(DATA PROVIDED begins)
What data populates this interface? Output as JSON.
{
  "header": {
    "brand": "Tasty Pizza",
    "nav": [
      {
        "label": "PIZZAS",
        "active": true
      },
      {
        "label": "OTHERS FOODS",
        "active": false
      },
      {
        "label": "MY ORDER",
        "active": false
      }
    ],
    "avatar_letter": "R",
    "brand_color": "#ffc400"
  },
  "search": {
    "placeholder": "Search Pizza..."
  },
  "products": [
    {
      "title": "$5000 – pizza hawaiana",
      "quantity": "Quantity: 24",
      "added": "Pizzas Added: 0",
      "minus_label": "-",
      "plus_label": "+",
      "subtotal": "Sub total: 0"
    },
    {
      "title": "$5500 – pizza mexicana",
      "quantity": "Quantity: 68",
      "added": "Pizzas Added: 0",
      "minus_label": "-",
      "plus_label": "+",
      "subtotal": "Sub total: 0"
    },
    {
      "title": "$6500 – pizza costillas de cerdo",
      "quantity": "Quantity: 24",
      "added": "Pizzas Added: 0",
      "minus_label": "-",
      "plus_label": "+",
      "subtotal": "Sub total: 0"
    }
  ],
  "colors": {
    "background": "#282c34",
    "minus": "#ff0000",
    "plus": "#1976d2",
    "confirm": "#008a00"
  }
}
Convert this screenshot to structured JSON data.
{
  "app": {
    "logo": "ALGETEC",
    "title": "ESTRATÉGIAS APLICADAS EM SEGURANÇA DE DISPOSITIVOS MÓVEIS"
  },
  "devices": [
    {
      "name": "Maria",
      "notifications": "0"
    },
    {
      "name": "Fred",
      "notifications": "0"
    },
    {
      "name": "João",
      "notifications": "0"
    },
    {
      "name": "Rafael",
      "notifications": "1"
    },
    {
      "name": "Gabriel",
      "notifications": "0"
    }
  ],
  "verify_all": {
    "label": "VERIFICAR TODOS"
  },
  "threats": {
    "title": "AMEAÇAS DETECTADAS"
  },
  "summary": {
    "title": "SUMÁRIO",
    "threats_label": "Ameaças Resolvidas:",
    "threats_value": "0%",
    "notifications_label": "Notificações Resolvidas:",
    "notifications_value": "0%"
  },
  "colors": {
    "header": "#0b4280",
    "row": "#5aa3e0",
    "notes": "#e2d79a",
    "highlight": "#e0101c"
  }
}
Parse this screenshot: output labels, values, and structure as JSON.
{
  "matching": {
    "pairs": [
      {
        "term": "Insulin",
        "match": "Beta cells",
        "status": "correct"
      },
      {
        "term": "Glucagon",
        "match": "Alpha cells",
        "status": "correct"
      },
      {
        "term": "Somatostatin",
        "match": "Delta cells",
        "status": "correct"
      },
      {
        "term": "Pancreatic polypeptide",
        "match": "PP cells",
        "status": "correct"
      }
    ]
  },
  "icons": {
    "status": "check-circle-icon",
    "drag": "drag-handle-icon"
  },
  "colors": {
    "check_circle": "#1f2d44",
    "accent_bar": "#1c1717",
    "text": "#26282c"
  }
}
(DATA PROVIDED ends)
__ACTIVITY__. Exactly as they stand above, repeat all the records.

__RESPONSE TO THIS EXERCISE__.
What data populates this interface? Output as JSON.
{
  "header": {
    "brand": "Tasty Pizza",
    "nav": [
      {
        "label": "PIZZAS",
        "active": true
      },
      {
        "label": "OTHERS FOODS",
        "active": false
      },
      {
        "label": "MY ORDER",
        "active": false
      }
    ],
    "avatar_letter": "R",
    "brand_color": "#ffc400"
  },
  "search": {
    "placeholder": "Search Pizza..."
  },
  "products": [
    {
      "title": "$5000 – pizza hawaiana",
      "quantity": "Quantity: 24",
      "added": "Pizzas Added: 0",
      "minus_label": "-",
      "plus_label": "+",
      "subtotal": "Sub total: 0"
    },
    {
      "title": "$5500 – pizza mexicana",
      "quantity": "Quantity: 68",
      "added": "Pizzas Added: 0",
      "minus_label": "-",
      "plus_label": "+",
      "subtotal": "Sub total: 0"
    },
    {
      "title": "$6500 – pizza costillas de cerdo",
      "quantity": "Quantity: 24",
      "added": "Pizzas Added: 0",
      "minus_label": "-",
      "plus_label": "+",
      "subtotal": "Sub total: 0"
    }
  ],
  "colors": {
    "background": "#282c34",
    "minus": "#ff0000",
    "plus": "#1976d2",
    "confirm": "#008a00"
  }
}
Convert this screenshot to structured JSON data.
{
  "app": {
    "logo": "ALGETEC",
    "title": "ESTRATÉGIAS APLICADAS EM SEGURANÇA DE DISPOSITIVOS MÓVEIS"
  },
  "devices": [
    {
      "name": "Maria",
      "notifications": "0"
    },
    {
      "name": "Fred",
      "notifications": "0"
    },
    {
      "name": "João",
      "notifications": "0"
    },
    {
      "name": "Rafael",
      "notifications": "1"
    },
    {
      "name": "Gabriel",
      "notifications": "0"
    }
  ],
  "verify_all": {
    "label": "VERIFICAR TODOS"
  },
  "threats": {
    "title": "AMEAÇAS DETECTADAS"
  },
  "summary": {
    "title": "SUMÁRIO",
    "threats_label": "Ameaças Resolvidas:",
    "threats_value": "0%",
    "notifications_label": "Notificações Resolvidas:",
    "notifications_value": "0%"
  },
  "colors": {
    "header": "#0b4280",
    "row": "#5aa3e0",
    "notes": "#e2d79a",
    "highlight": "#e0101c"
  }
}
Parse this screenshot: output labels, values, and structure as JSON.
{
  "matching": {
    "pairs": [
      {
        "term": "Insulin",
        "match": "Beta cells",
        "status": "correct"
      },
      {
        "term": "Glucagon",
        "match": "Alpha cells",
        "status": "correct"
      },
      {
        "term": "Somatostatin",
        "match": "Delta cells",
        "status": "correct"
      },
      {
        "term": "Pancreatic polypeptide",
        "match": "PP cells",
        "status": "correct"
      }
    ]
  },
  "icons": {
    "status": "check-circle-icon",
    "drag": "drag-handle-icon"
  },
  "colors": {
    "check_circle": "#1f2d44",
    "accent_bar": "#1c1717",
    "text": "#26282c"
  }
}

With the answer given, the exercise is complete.